Daughter had been asking to have her ears pierced for as long as, well, for as long as she knew what it meant. So we went to the mall. To the accessories and jewelry store, Claire’s, which had the most extensive information online about the piercing process, and the most complex set of disclosures and disclaimers. From my perspective, all these warnings and disavowals probably meant that they’d had significant experience.
Claire’s is a teeny store, crammed so full of inexpensive hats, scarves, bags, boots, and jewelry that some girl or her mom is constantly knocking merchandise from the displays to the floor as she tries to navigate the barely existing aisles. Most of the staff looked too young to vote, let alone drink — except for the mid-to late-20-something manager, who was working the single cash register and looked jaded, but not bored.
Practice Makes Perfect Experience
“Done this often?” I asked, the way you want to know if the GI doc has done a lot of colonoscopies. “Eight years,” she said crisply, and we were good to go.
This was an elaborate procedure that included surgical gloves and much antiseptic. Daughter sat, unflinching for the piercing, and we left with a pair of gold studs, a specially branded follow-up kit, and only slightly reddened ear lobes.

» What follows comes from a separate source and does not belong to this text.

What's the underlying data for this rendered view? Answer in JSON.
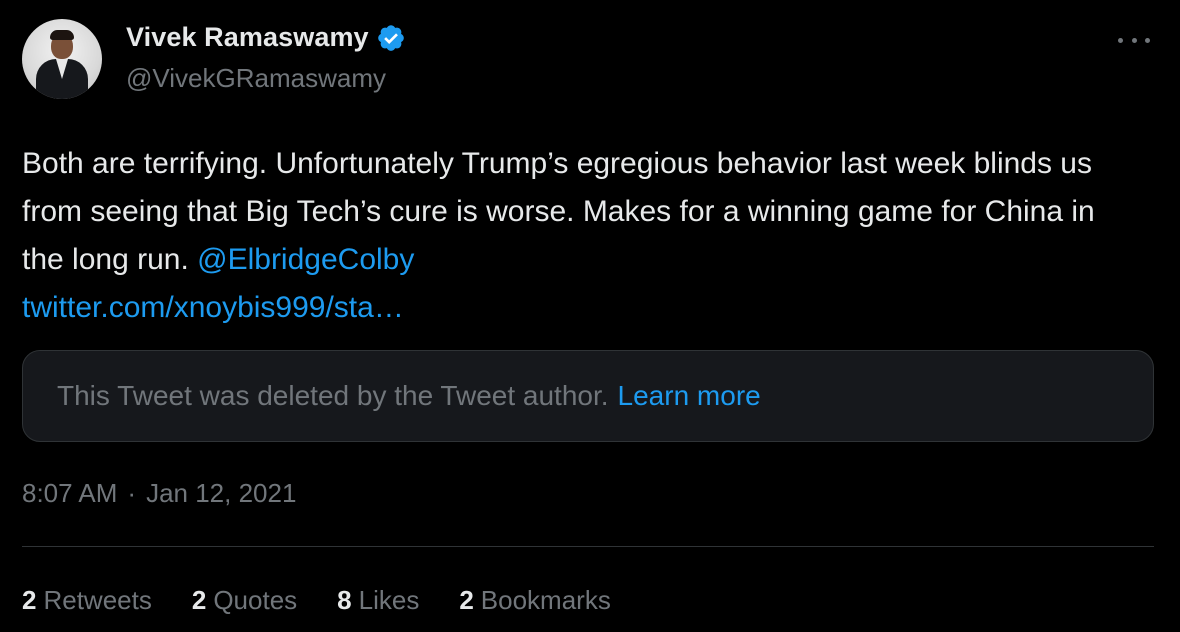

How many things can one manager do and be a good manager? The amazing thing was that in the 15 minutes it took from original inquiry to exit, the manager switched roles from cashier to information desk attendant back to cashier and then to surgeon, all while directing her staff, shooing girls from blocking the store entrance, and being quite pleasant to us. She conducted the piercing process with a stream of girls practically brushing her back as they walked in and out of the store, some of them lingering to gape in anticipation and ask about their own potential piercings.
Cool, Competent, and Capable
It didn’t seem appropriate to grill her about her compensation or growth opportunities, but I couldn’t help thinking that this young woman, with her noticeable sang-froid and eight years’ experience, could handle a much more demanding job, a higher status job, a better job.
But then, who’s to say? A white-collar corporate job wouldn’t necessarily be any more demanding than coping with all these people and their needs in the equivalent of a very crammed and messy walk-in closet. Certainly she might not be able to replicate the level of variety. And I’m very glad she was working at Claire’s when we needed her. Her aplomb and experience gave me confidence that I doubt I would have had with one of her subordinates.
The experience was a good reminder that everyone doesn’t necessarily want the same kind of work, environment, or status any more than they might want the same kind of earrings.
Onward and upward,